Through desktop research, focus groups, in-depth interviews and an online survey, this global integrated communications firm invited residents to “Add your voice to the conversation about Seattle’s future.” Autumn Lerner, Vice President, Health and Social Impact Practice at WS notes, “As consultants, our objective is to help YCC and partners describe and communicate how Seattle can grow in a way that retains its racial, cultural and economic diversity, with access to opportunity for everyone who calls Seattle home.”
The WS team has distilled their research into an equity narrative that can assist nonprofits and others in communicating the issue of displacement in Seattle more effectively. Their creative studio has also been developing a short video that will serve as a visual representation of the narrative to focus attention and concern around the issue.
“We are looking forward to finalizing the narrative and video asset with YCC, and starting 2017 with the launch of the research results, narrative and video,” said Lerner.
Meanwhile, the company’s on-going research has pinpointed several relevant articles that may be of interest, available in print and online, listed below with short descriptions:
- Is Tacoma the paradise people are leaving Seattle for? (KUOW) – Provides a perspective on the regional impacts of rising home prices and increasing rents.
- Section 8 tenants flee Seattle’s high rents, compete for housing in smaller cities (The Seattle Times) – Illustrates how far-reaching the impacts of higher rents can be.
- “Cities will be a powerful antidote to Donald Trump”: Social scientist Benjamin Barber on the emergence of a new urban radicalism (Quartz) – On the importance of cities, particularly in light of the election.
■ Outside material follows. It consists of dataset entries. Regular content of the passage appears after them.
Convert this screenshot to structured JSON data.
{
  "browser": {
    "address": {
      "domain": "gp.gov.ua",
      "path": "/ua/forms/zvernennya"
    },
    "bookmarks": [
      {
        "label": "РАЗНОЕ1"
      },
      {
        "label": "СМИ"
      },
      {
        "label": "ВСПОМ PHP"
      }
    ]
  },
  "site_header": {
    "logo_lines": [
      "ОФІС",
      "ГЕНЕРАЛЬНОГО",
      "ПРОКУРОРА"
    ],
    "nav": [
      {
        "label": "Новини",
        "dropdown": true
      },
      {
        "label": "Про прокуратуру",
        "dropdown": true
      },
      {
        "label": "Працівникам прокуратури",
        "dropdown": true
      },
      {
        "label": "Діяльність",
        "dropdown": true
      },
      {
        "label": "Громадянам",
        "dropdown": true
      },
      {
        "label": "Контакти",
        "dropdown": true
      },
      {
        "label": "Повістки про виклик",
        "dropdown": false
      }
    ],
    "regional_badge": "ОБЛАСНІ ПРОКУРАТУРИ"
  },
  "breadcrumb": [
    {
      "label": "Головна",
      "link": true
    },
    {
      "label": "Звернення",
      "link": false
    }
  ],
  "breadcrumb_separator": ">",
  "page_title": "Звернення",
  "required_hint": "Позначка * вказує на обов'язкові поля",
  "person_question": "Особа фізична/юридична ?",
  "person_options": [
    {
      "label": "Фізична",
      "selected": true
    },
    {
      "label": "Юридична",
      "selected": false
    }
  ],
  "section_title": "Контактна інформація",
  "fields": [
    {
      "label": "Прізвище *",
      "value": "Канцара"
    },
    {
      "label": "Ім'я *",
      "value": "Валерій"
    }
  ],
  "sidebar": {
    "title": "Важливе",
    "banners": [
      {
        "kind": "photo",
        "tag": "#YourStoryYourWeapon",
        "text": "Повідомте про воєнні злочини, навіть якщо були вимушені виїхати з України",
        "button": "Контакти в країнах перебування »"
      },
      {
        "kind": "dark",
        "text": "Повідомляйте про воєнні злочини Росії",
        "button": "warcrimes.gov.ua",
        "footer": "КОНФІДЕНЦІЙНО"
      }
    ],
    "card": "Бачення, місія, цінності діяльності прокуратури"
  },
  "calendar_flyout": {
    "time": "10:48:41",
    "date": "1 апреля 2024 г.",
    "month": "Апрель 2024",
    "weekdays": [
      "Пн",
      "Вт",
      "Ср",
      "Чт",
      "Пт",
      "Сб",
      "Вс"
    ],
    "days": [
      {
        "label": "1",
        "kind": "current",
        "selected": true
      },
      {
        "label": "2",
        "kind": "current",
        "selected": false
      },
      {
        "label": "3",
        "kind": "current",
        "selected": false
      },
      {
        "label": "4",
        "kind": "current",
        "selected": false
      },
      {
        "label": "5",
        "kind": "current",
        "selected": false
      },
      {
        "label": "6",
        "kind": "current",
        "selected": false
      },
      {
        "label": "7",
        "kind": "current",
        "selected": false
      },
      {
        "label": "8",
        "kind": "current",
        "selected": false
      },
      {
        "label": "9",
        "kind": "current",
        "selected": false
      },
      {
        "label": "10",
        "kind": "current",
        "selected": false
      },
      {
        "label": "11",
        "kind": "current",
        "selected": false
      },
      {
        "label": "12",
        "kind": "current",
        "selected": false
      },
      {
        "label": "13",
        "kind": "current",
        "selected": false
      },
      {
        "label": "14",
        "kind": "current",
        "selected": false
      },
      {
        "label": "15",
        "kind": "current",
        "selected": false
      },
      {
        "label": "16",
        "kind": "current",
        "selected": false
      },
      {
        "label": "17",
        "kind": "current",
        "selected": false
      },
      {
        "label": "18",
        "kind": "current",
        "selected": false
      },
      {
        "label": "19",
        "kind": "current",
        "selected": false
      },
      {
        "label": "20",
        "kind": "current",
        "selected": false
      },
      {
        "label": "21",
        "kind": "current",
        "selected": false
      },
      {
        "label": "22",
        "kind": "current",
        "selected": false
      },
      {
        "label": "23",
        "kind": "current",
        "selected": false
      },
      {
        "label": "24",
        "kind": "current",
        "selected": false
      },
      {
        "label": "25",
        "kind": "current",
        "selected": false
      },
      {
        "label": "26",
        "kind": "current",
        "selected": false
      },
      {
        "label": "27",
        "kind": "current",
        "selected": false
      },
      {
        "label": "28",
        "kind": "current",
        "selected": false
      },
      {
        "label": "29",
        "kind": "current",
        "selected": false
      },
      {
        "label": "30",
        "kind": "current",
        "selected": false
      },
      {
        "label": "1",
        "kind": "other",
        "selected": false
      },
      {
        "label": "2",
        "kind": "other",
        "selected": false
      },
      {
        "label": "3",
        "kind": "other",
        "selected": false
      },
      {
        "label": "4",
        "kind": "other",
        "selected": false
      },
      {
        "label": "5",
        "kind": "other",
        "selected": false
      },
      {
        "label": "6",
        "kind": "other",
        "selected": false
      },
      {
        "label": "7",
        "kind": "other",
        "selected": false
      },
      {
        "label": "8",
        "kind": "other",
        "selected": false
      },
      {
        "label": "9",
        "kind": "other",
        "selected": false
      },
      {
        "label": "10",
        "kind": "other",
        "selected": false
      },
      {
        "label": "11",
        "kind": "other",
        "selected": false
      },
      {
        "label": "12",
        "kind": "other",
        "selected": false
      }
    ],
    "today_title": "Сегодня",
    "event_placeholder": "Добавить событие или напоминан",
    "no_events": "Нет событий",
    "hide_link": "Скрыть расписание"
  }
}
This piece opines that cities are largely more progressive, “the one institution today that still works, where government functions, where trust levels are double the levels of other institutions,” and noted that mayors are coming together to push for policies that are priorities for their cities.
- Portland’s plan to limit McMansions in favor of affordability (City Inspired) – An interesting piece on how Portland is taking on affordable housing.
Virginia Felton, YCC’s communications lead notes, “We look forward to the results of this effort and amplifying our collective voice in 2017 using our equity narrative and messaging.”